UDK makes use of its own programming language, called UnrealScript, which may throw some new developers through a loop. The language was designed for simple, high-level programming langage. The UnrealScript interpreter was programmed byTim Sweeney, who continues to develop the newest version of the engine, Unreal Engine 4. Similar to Java, UnrealScript is object-oriented without multiple inheritance (classes all inherit from a common Object class), and classes are defined in individual files named for the class they define. This author just happens to have written a book about how to program for this engine. Many of last generation’s most popular titles used this engine, including Gears of War, Mass Effect, and Bioshock.
Not to be out done by Epic at GDC, Crytek announced that their latest engine is no available to everyone for a measly $10 / month. This engine has powered some of the most beautiful games on the market, including the Crysis series, and Ryse: Son of Rome on Xbox One. A bevvy of new features recently announced include Physically Based Shading, Geometry Cache and Image Based Lighting. All programmig is done in C++ and Lua for scripting. However, there is currently a tool in the works for C# developers, called CryMono.

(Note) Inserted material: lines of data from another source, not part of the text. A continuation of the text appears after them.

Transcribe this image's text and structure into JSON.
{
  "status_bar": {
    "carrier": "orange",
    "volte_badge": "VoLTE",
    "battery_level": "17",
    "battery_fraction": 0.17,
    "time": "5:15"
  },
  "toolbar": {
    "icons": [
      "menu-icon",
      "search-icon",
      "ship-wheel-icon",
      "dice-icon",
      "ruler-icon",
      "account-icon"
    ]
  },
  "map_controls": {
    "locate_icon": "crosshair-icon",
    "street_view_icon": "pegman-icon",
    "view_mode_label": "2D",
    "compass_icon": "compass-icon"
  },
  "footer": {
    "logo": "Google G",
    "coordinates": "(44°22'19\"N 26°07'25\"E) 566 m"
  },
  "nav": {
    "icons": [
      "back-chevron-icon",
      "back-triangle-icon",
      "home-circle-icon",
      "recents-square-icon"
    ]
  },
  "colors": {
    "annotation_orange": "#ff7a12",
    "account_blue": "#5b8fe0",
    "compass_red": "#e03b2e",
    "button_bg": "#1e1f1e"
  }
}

This application used to generate 3D assets for use in film, television, game development and architecture. There are a number of new licensing terms as of late, and a perpetual student license can be purchased for Maya. This license does not expire and the student version can be upgraded to the commercial version at a significant discount. Even better, after the student graduates, the only restriction being non commercial use One large benefit in Maya’s corner however, is the fact that it works on both PCs and Macs. Due to Autodesk’s acquisition of Maya in 2005, the differences between Maya and Max have begun to converge, so it’s largely a matter of personal preference at this point. While the differences are subtle, larger studios tend to stick with one tool or the other. At Unite 2013, Unity’s annual gaming conference, Maya announced that they are now releasing a lighter version of Maya for indies called MayaLT, which can be purchased using a variety of subscription models. Prices start at $50 / month, and is perfect for those looking for a short term licencing model.

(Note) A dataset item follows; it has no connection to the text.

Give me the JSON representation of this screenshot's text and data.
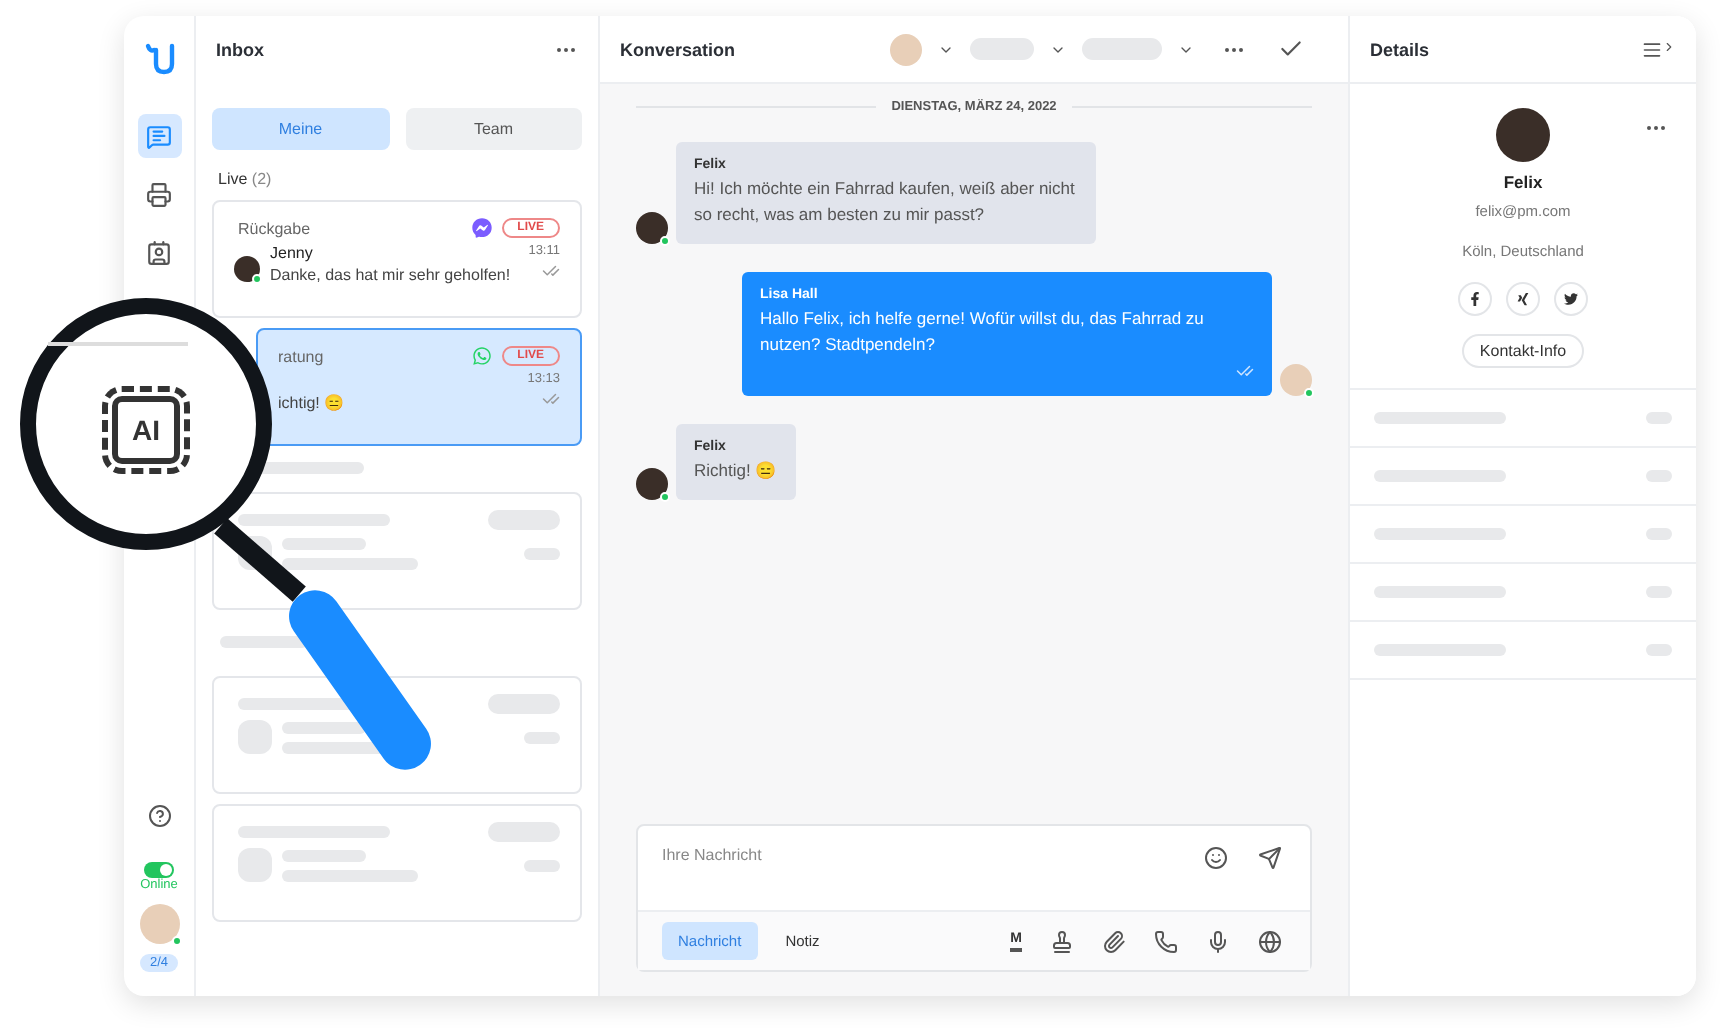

3DS Max is perhaps slightly more popular in the gaming industry, but you shouldn’t have a problem finding a job if you know Maya either. The hotkeys are very different and the viewports may throw users off when coming from one tool to the other, but they largely perform the same tasks. Many game engines feature workflows for easy exporting from MAX to the particular engine, so look carefully before making your decision about what to purchase, and gauge the value of the tool from there. Alternatively, Blenderis an open source and free 3D modeling tool, but not nearly as featured as either of Autodesks offerings. Considering that most professionals use the two tools listed above, I’d suggest skipping over Blender completely.
In terms of audio tools, Adobe Audition, along with Avid Pro Tools, are the defacto standard. You can now purchase it as part of Adobe’s Creative Cloud suite, which include Photoshop, Illustrator, and other image editing tools. Alternatively, Audacity is a free audio editing tool which works for those of us on a cheaper budget. Even if you weren’t using this for soundtracks or sound effects for games, it makes for an excellent tool for creating and editing podcasts, which are invaluable when it comes to promoting your work.